Watching

https://yourshotblog.nationalgeographic.com/post/184271503719/top-shot-its-the-eye-of-the-cheetah-top

Humpback

A young humpback meets the lucky photographer’s gaze in the waters around Vava‘u, Tonga. Mother humpback whales and their young swim close together, even touching one another often with their flippers in apparent gestures of affection. “We had been observing this young calf … for perhaps ten minutes when [it] decided to leave [its] mum’s side and swim over,” Your Shot photographer Michael Smith says. “I could clearly see [its] beautiful eye staring right into my soul.”

Reblogged from National Geographic

Above and below

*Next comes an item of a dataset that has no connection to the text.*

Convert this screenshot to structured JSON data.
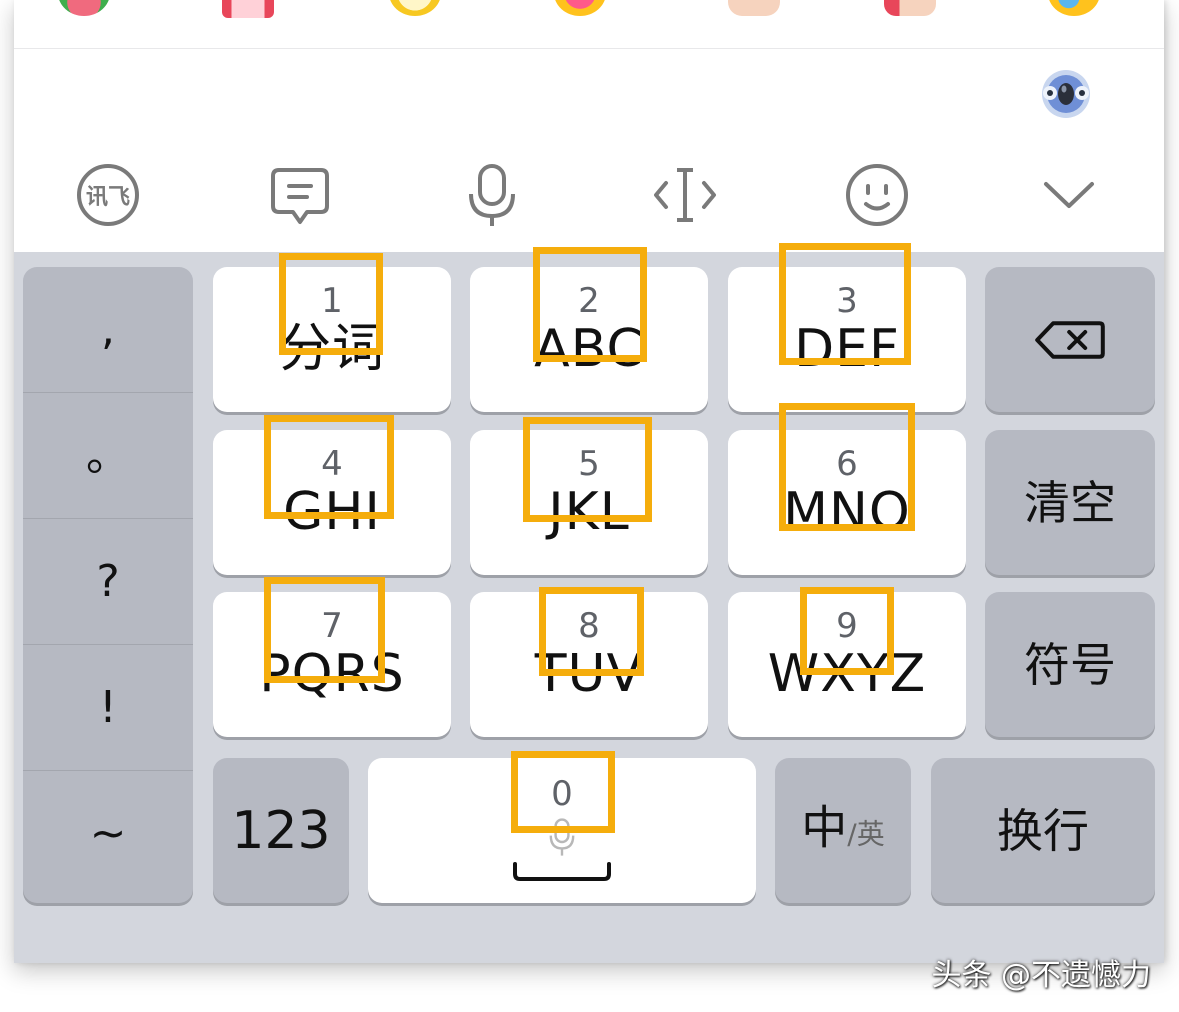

“This is the most unexpected split photo I’ve seen,” writes Enric Sala, a National Geographic explorer-in-residence and the editor of the Pristine Seas assignment, of this image by Your Shot photographer Justin Hofman. “The lonely krill seems to be checking for the presence of the penguin predator. At the same time, we can see the ice and landscape on the surface. It’s mostly monochromatic, but the reddish krill attracts one’s eye.”
Reblogged from National Geographic

Just looking

image

Shot that i’ve taken at the Oasi di Sant’Alessio, Pavia. Italy 2014. I took several shots in different positions, checking many point of views as possible, before finding the composition I was looking for. When caimans are immersed into the water two only parts of the body remain visible over the surface and these are eyes and nostrils. In this case I found that nostrils were just a disturbing element, that would just keep away the attention of the viewer from the magnetism of the eye.

Reblogged from fstoppers.com